An easy way to make recruiting an ongoing activity is to create and use a recruiting card. It looks like a business card, but has a recruiting message on it like: "Great service! We’re always looking for good employees like you." The card invites the recipient to call for a confidential interview and includes pertinent contact information.
It’s time to do some out-of-the-box thinking. Due to economic expansion/contraction and population shifts, there are more jobs to be filled than there are people with the necessary skills to fill them. Here are some non-traditional groups employers should consider as traditional sources dry up:
• Older people. Their wealth of work and life experience usually far exceeds whatever the job requires, so you get much more for your money. To recruit them, go to where they are, senior’s housing developments, volunteer organizations, mall walking and even bingo games.
• Physically and mentally challenged people. It’s not only the right thing morally and legally, but it’s smart. Track records prove that physically and mentally challenged people are good workers, requiring only minimal accommodations. One source is the National Telecommuting Institute (www.nticentral.org). It offers nationwide training and supervision to individuals with disabilities who want to work from home. NTI can get workers the computer equipment and phones they need and companies participating in the program are entitled to a federal tax credit for hiring individuals with disabilities.
• Welfare recipients. Welfare-to-work programs are aimed at getting the so-called "unemployable" employed. It involves more than placing people in jobs however. Usually basic training in good work ethics is required.
Most small companies can’t afford to do what it takes to hire, train, and assimilate people who have never worked. However, there is some incentive. The Small Business Job Protection Act of 1996 authorized the Work Opportunity Tax Credit (WOTC) Program to help move people from welfare to work. By hiring certain job seekers, employers can reduce their federal tax liability by as much as $2,100 per qualified new worker or $1,050 per qualified summer youth. If you’re interested, you can sign up online on the Small Business Administration’s Web site, www.sba.gov/welfare.
• Parolees. Several states will provide bond for hired ex-cons and some, such as Texas, even have work-release pro-grams which train and support parolees entering the workforce. A major draw-back, however, is parolee employers have to be especially careful about negligent hiring lawsuits.
• Full-time employees looking for a second job. More than seven million people in the U.S. hold at least two jobs at once. To attract them, recruiting efforts should emphasize a second income, flexible hours, and other benefits that would appeal to people working more than one job.
• Parents with young children. Full-time workers may be interested in part-time work in order to be home more often with their children. A great place to recruit them is through daycare centers near your location where they drop off and pick up their children.
• Newcomers. People moving into your neighborhood may be very interested in working close to home. Even those who moved in because of a job they already have might have a spouse who’s looking for work. Realtors and your local "welcome wagon" are great sources for these recruits.

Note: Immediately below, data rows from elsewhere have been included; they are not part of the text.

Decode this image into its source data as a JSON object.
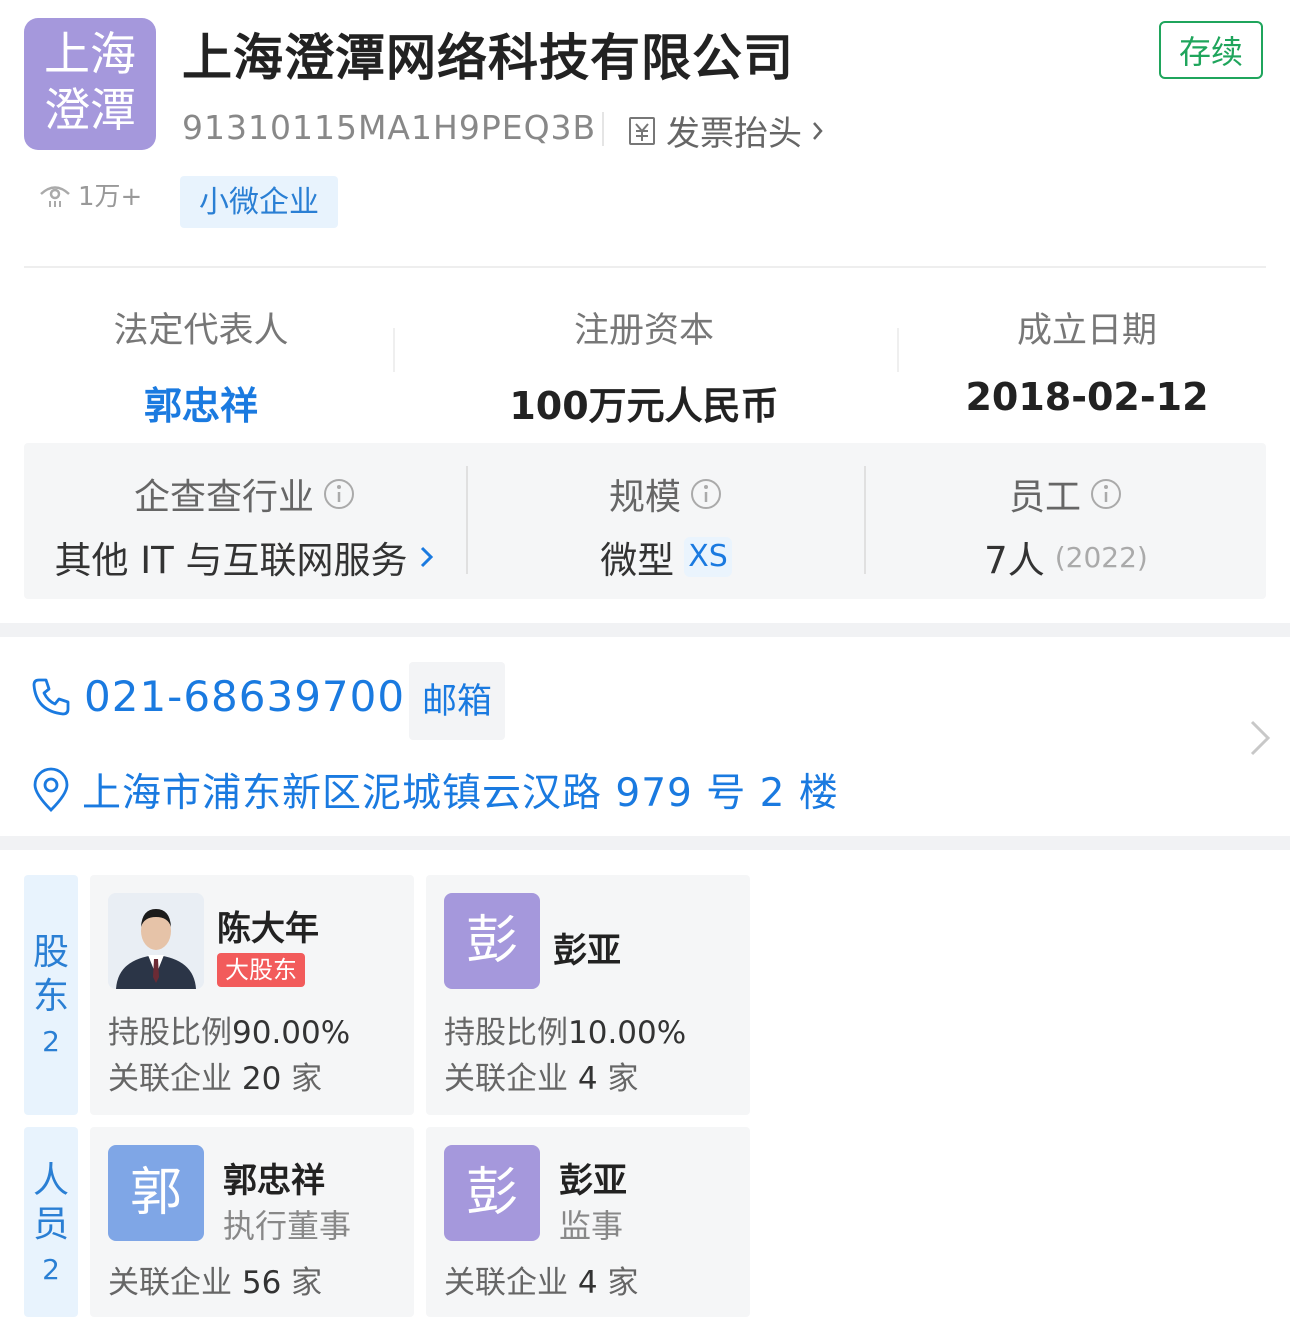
{
  "company": {
    "logo_text_line1": "上海",
    "logo_text_line2": "澄潭",
    "name": "上海澄潭网络科技有限公司",
    "status": "存续",
    "credit_code": "91310115MA1H9PEQ3B",
    "invoice_label": "发票抬头",
    "views": "1万+",
    "tag": "小微企业"
  },
  "key_info": {
    "legal_rep_label": "法定代表人",
    "legal_rep_value": "郭忠祥",
    "capital_label": "注册资本",
    "capital_value": "100万元人民币",
    "founded_label": "成立日期",
    "founded_value": "2018-02-12"
  },
  "meta": {
    "industry_label": "企查查行业",
    "industry_value": "其他 IT 与互联网服务",
    "scale_label": "规模",
    "scale_value": "微型",
    "scale_badge": "XS",
    "employees_label": "员工",
    "employees_value": "7人",
    "employees_year": "(2022)"
  },
  "contact": {
    "phone": "021-68639700",
    "email_label": "邮箱",
    "address": "上海市浦东新区泥城镇云汉路 979 号 2 楼"
  },
  "shareholders": {
    "tab_label_1": "股",
    "tab_label_2": "东",
    "count": "2",
    "items": [
      {
        "name": "陈大年",
        "badge": "大股东",
        "ratio_label": "持股比例",
        "ratio": "90.00%",
        "related_label": "关联企业",
        "related_count": "20",
        "related_unit": "家"
      },
      {
        "avatar": "彭",
        "name": "彭亚",
        "ratio_label": "持股比例",
        "ratio": "10.00%",
        "related_label": "关联企业",
        "related_count": "4",
        "related_unit": "家"
      }
    ]
  },
  "staff": {
    "tab_label_1": "人",
    "tab_label_2": "员",
    "count": "2",
    "items": [
      {
        "avatar": "郭",
        "name": "郭忠祥",
        "role": "执行董事",
        "related_label": "关联企业",
        "related_count": "56",
        "related_unit": "家"
      },
      {
        "avatar": "彭",
        "name": "彭亚",
        "role": "监事",
        "related_label": "关联企业",
        "related_count": "4",
        "related_unit": "家"
      }
    ]
  },
  "colors": {
    "accent_blue": "#1a7ae0",
    "status_green": "#1fa55c",
    "logo_purple": "#a598dc",
    "badge_red": "#f25b5b"
  },
  "icons": [
    "eye-icon",
    "invoice-icon",
    "chevron-right-icon",
    "info-icon",
    "phone-icon",
    "location-icon"
  ]
}
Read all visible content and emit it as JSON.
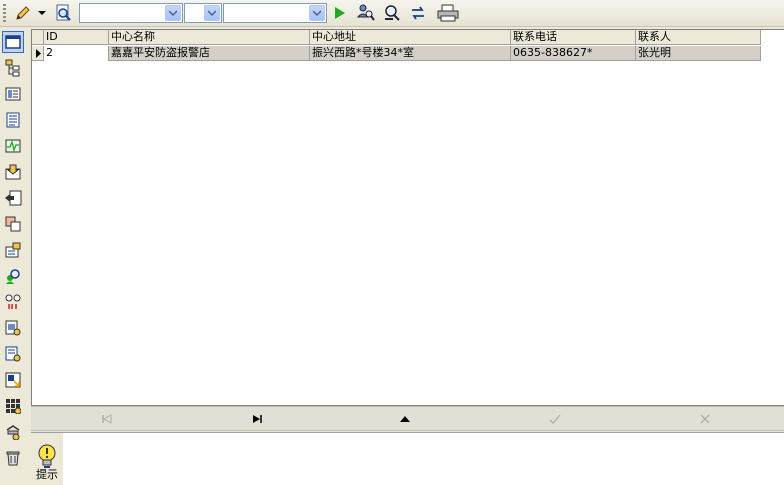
{
  "toolbar": {
    "combo1_value": "",
    "combo2_value": "",
    "combo3_value": ""
  },
  "grid": {
    "columns": [
      "ID",
      "中心名称",
      "中心地址",
      "联系电话",
      "联系人"
    ],
    "rows": [
      [
        "2",
        "嘉嘉平安防盗报警店",
        "振兴西路*号楼34*室",
        "0635-838627*",
        "张光明"
      ]
    ]
  },
  "hint": {
    "label": "提示"
  },
  "colors": {
    "accent": "#316ac5",
    "selected_row": "#d4d0c8",
    "play_green": "#1faa1f"
  }
}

As in any type of marketing, the goal of recruiting is to attract interest in your company in a cost-effective manner. It means reaching out through as many channels as possible to find where this interest may be. You want to stand out as the kind of organization that the best people want to work for. After all, the best you can hire can’t be any better than the best of those who apply.